**About this exercise:**
Show, in full, each line of the data that contains "empty".

################

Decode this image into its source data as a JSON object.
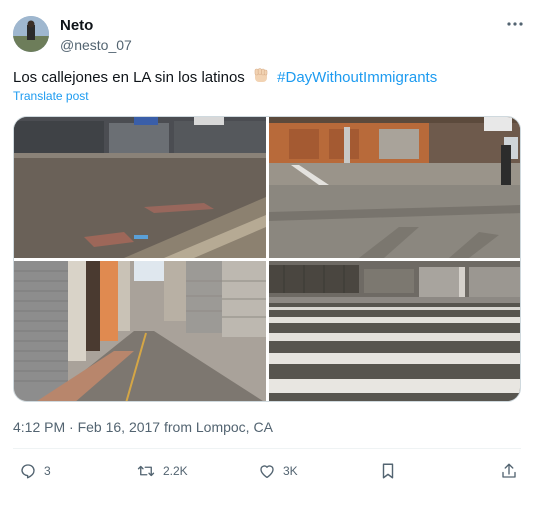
{
  "author": {
    "name": "Neto",
    "handle": "@nesto_07"
  },
  "tweet": {
    "text": "Los callejones en LA sin los latinos",
    "emoji": "raised-fist-light-skin-tone",
    "hashtag": "#DayWithoutImmigrants",
    "translate_label": "Translate post"
  },
  "media": {
    "photos": [
      "photo-empty-street-day",
      "photo-closed-storefronts-corner",
      "photo-empty-alley-shutters",
      "photo-empty-crosswalk"
    ]
  },
  "meta": {
    "timestamp": "4:12 PM · Feb 16, 2017 from Lompoc, CA"
  },
  "actions": {
    "replies": "3",
    "reposts": "2.2K",
    "likes": "3K"
  },
  "colors": {
    "accent": "#1d9bf0",
    "muted": "#536471",
    "text": "#0f1419"
  }
}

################

**Answer box:**
      "photo-empty-street-day",
      "photo-empty-alley-shutters",
      "photo-empty-crosswalk"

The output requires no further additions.